Stressing out glioblastoma cells: Endoplasmic reticulum stress and the unfolded protein response as targets for therapy
Frank A. E. Kruyt
Department of Medical Oncology, University of Groningen, University Medical Center Groningen, The Netherlands
Glioblastoma (GBM) is the most aggressive form of brain cancer. Currently, available treatments have only limited efficacy resulting in a poor prognosis of patients with GBM. Highly invasive growth, cellular heterogeneity and resistance to (chemo)therapy are major characteristics of GBM that hamper successful treatment of patients. The identified cancer stem cells in GBM (GSCs) are believed to be main players in these detrimental features.
The endoplasmic reticulum (ER) is an organelle responsible for synthesis and correct folding of proteins and their vesicular intra- and extracellular transport. The quality of these processes is controlled by the so-called ER-stress/unfolded protein response (UPR). This is an adaptive signaling pathway allowing cells to resolve disruption of protein homeostasis, or activate cell death when damage is overwhelming. Clearly, the UPR is essential for cellular homeostasis under physiological and pathological conditions. Due to a high demand of cancer cells for protein synthesis and secretion, and their exposure to harsh microenvironmental conditions, cancer cells (including GBM) often display a chronic activated UPR. Hence, aggravation of ER stress or disrupting UPR signaling is a promising therapeutic approach.
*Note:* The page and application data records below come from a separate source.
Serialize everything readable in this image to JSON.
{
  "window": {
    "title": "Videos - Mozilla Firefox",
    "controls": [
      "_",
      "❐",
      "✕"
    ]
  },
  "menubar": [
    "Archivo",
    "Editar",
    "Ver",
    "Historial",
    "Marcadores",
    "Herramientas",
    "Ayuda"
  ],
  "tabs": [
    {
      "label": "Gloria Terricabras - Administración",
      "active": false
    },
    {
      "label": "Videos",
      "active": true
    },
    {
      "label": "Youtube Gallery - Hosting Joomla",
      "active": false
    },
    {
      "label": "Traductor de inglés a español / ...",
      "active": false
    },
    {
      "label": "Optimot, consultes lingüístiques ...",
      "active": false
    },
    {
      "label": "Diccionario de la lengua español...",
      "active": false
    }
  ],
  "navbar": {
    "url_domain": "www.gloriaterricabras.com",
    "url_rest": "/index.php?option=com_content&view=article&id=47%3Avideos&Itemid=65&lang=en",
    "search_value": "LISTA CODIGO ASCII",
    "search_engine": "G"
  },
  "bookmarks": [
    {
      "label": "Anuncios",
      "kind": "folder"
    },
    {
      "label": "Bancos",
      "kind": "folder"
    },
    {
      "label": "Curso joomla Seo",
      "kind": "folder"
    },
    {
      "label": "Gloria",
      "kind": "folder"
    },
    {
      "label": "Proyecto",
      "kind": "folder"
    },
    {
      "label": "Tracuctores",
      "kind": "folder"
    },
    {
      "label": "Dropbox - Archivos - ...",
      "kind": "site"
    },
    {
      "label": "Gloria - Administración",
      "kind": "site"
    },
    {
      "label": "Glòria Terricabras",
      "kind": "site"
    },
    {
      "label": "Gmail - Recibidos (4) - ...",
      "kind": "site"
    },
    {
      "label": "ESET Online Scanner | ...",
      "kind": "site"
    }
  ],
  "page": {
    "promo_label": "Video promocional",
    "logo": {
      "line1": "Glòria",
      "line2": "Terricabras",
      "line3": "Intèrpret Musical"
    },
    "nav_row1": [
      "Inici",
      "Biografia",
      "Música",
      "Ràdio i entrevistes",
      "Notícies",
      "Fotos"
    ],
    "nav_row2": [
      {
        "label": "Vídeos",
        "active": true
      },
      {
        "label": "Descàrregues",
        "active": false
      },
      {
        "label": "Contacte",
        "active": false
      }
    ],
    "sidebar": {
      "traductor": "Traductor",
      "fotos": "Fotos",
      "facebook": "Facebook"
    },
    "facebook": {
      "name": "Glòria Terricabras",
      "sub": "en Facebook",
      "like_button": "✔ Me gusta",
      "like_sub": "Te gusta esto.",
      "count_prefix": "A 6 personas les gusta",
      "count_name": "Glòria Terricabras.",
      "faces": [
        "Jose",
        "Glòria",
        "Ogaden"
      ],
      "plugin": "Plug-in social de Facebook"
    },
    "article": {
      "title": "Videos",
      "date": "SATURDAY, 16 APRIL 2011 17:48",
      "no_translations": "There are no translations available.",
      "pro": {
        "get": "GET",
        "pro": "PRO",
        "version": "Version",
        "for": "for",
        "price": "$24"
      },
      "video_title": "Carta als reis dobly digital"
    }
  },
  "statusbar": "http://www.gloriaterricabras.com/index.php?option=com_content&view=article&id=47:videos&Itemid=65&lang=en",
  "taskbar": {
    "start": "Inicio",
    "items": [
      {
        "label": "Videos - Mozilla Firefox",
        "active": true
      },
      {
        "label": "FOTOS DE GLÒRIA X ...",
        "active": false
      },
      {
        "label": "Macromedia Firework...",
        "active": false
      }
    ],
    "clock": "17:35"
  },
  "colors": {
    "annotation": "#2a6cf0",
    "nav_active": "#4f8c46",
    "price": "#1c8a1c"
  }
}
In this presentation recent results from my lab are shown on the exploration of the therapeutic potential of ER stress induction in GBM. Neuropshere/GSC cell culture models were used to examine sensitivity to ER stress in proneural and mesenchymal GSCs and serum-differentiated counterparts. Overall, this revealed strong sensitivity of GBM cells to ER stress, although interestingly the differentiation status was associated with substantial differences in sensitivity. To understand better the underlying mechanisms the involvement of the three different UPR branches, IRE1, PERK and ATF6, was examined. This indicated an important role for PERK. Using RNAseq and co-immunoprecipitation experiments further mechanistic insights were obtained. These findings and the relevance of the ER-UPR as a target for therapy in GBM is further presented and discussed.
In conclusion, the ER-UPR appears to be a promising target for therapy in GBM.
Chairperson: Hrvoje Miletic, Department of Biomedicine